◆ **TASK STATEMENT**: Reply only with how many lines in these entries hold the string "Strategies".

◆ **Records drawn from a dataset**:
╔══
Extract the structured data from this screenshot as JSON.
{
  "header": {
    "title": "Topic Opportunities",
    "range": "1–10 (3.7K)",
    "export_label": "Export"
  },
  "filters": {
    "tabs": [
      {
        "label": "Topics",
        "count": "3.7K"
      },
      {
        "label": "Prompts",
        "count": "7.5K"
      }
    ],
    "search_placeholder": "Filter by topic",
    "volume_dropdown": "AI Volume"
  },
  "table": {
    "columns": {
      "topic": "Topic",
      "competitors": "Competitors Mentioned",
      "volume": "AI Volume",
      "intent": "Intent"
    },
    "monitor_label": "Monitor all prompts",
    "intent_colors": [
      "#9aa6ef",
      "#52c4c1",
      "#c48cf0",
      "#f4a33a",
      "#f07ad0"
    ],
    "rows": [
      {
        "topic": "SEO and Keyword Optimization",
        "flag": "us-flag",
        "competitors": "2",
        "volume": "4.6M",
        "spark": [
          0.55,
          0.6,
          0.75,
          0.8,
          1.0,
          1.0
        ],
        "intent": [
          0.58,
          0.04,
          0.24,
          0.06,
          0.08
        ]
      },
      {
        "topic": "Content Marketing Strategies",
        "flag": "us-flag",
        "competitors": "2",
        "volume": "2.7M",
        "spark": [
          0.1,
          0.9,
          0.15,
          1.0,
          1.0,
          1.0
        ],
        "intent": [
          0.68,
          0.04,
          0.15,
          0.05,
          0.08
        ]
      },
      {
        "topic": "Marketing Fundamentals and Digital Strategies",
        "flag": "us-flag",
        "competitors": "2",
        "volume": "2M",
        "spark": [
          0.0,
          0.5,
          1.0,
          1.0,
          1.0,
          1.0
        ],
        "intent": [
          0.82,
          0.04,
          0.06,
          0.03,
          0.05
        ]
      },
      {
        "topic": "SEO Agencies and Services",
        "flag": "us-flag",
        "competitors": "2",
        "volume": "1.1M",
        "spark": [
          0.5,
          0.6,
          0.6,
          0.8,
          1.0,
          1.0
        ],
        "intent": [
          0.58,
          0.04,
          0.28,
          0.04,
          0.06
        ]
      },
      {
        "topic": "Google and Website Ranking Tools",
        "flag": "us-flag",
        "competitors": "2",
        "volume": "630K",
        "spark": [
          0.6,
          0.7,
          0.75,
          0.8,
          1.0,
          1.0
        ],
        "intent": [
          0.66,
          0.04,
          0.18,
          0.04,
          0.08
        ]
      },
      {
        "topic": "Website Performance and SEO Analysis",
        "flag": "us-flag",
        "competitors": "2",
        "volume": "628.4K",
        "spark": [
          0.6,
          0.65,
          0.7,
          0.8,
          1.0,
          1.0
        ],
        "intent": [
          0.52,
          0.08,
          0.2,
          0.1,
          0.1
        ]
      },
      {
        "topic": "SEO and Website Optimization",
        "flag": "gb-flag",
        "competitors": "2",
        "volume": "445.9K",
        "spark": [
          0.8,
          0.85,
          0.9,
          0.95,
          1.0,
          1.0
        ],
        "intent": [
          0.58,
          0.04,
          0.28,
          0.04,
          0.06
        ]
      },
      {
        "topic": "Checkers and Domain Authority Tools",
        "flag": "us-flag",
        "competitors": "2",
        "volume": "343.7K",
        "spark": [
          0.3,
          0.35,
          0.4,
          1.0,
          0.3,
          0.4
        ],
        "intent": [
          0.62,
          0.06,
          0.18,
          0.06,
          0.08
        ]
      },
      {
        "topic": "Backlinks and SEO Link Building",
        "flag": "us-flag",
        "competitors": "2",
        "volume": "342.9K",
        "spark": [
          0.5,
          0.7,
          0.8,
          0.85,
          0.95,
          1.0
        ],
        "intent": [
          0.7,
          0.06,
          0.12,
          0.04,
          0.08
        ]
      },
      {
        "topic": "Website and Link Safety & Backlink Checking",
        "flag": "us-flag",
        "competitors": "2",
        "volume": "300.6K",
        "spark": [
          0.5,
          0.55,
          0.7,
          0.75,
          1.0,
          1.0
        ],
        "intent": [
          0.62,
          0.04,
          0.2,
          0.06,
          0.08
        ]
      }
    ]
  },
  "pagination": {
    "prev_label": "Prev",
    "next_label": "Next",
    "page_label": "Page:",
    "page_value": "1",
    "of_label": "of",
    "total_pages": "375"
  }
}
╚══
◆ **RESULT BELOW**: 2